more severe. In southeastern Wyoming, drier soils could lead
farmers to withdraw more water from the High Plains Aquifer,
which is already being depleted in other parts of the Great Plains.
The decline in snowpack could further limit the supply of water.
Mountain snowpacks are natural reservoirs that collect the snow
that falls during winter and release water when the snow melts
during spring and summer. Dams capture most meltwater and
retain it for use later in the year.

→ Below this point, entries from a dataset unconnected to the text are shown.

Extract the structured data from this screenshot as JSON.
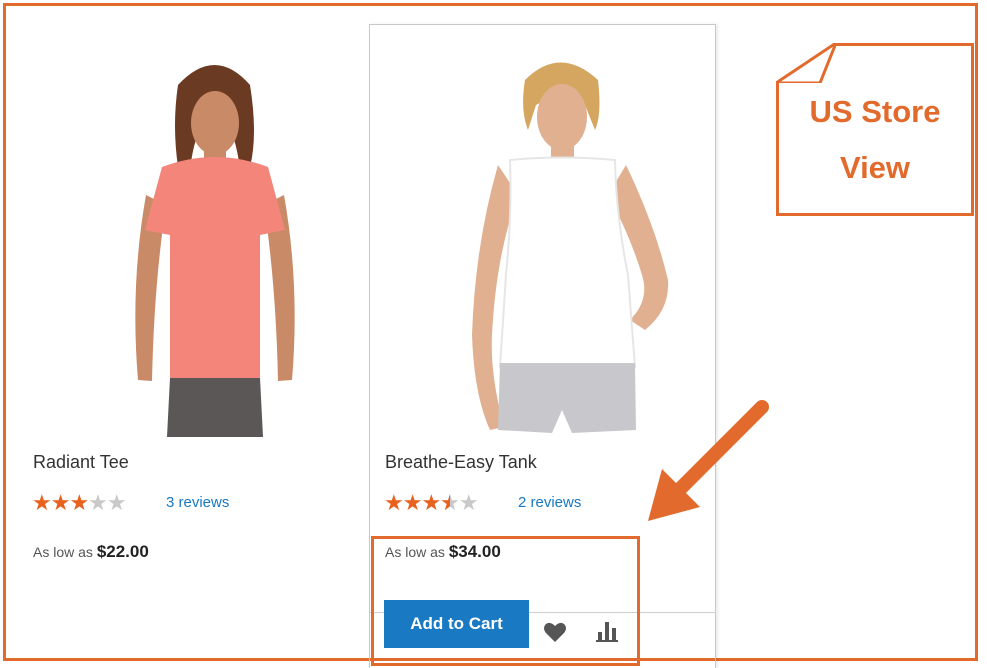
{
  "products": [
    {
      "name": "Radiant Tee",
      "rating": 3,
      "rating_max": 5,
      "reviews": "3 reviews",
      "price_prefix": "As low as",
      "price": "$22.00",
      "shirt_color": "#f3857a"
    },
    {
      "name": "Breathe-Easy Tank",
      "rating": 3.5,
      "rating_max": 5,
      "reviews": "2 reviews",
      "price_prefix": "As low as",
      "price": "$34.00",
      "shirt_color": "#ffffff",
      "actions": {
        "add_to_cart": "Add to Cart",
        "wishlist_icon": "heart-icon",
        "compare_icon": "bar-chart-icon"
      }
    }
  ],
  "callout": {
    "line1": "US Store",
    "line2": "View"
  },
  "colors": {
    "accent_orange": "#e26a2c",
    "button_blue": "#1979c3",
    "link_blue": "#1979c3",
    "star_on": "#e8611f",
    "star_off": "#c9c9c9"
  }
}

But as the snowpack declines,
less water is available upstream of these dams during droughts
for ecosystems, water-based recreation, and riparian landowners
who draw water directly from a natural lake or flowing river.
Rising temperatures, drier soils, and changing water availability
are likely to present challenges for Wyoming's farms and cattle
ranches. Hot weather causes cows to eat less and grow more
slowly, and it can threaten their health. Reduced water availability
would create challenges for ranchers, as well as farmers who
irrigate crops. Although warmer and shorter winters may allow
for a longer growing season, they may also promote the growth
of weeds and pests, and shorten the dormancy for many winter
crops, which creates the potential for crop losses due to spring
Higher temperatures and drought are likely to increase the sever-
ity, frequency, and extent of wildfires in Wyoming, which could
harm property, livelihoods, and human health. On average, about
1.4 percent of the land in the state has burned per decade since
1984. Wildfire smoke pollutes the air and can increase medical
visits for chest pains, respiratory problems, and heart problems.
Cattle grazing after the 2012 Fontenelle Fire west of Big Piney. Credit: University
of Wyoming Extension.
Longer growing seasons and increased carbon dioxide concentra-
tions could increase the productivity of forests, but warmer, drier
conditions also make forests more susceptible to pests. Tempera-
ture controls the life cycle and winter mortality rates of pests such
as bark beetles, which have infested millions of acres and killed
millions of trees across the West in recent decades. With higher
winter temperatures, some pests can persist year-round, and
new pests and diseases may become established. Drought also
reduces the ability of trees to mount a defense against attacks
from beetles and other pests.
Human Health
By 2050, Wyoming is likely to have twice as many days above
100°F as it has today. Extremely hot and cold days can be
unhealthy—even dangerous. Certain people are especially
vulnerable, including children, the elderly, the sick, and the poor.
The elderly may be particularly prone to heat stress and other
heat-related health problems, including dehydration,
cardiovascular strain, and respiratory problems. Those with low
incomes may be particularly vulnerable due to a lack of air
conditioning. Power failures due to severe weather can also
present risks, especially in lightly populated areas where access
to necessary support services may be limited. While these risks
will increase as the climate becomes warmer, illnesses, injuries,
and deaths due to cold weather and snow are likely to decline.
The sources of information about climate and the impacts of climate change in this publication are: the national climate assessments by the U.S. Global Change Research
Program, synthesis and assessment products by the U.S. Climate Change Science Program, assessment reports by the Intergovernmental Panel on Climate Change, and EPA's
Climate Change indicators in the United States. Mention of a particular season, location, species, or any other aspect of an impact does not imply anything about the likelihood or
importance of aspects that are not mentioned. For more information about climate change science, impacts, responses, and what you can do, visit EPA's Climate Change website
at www.epa.aov/climatechanae.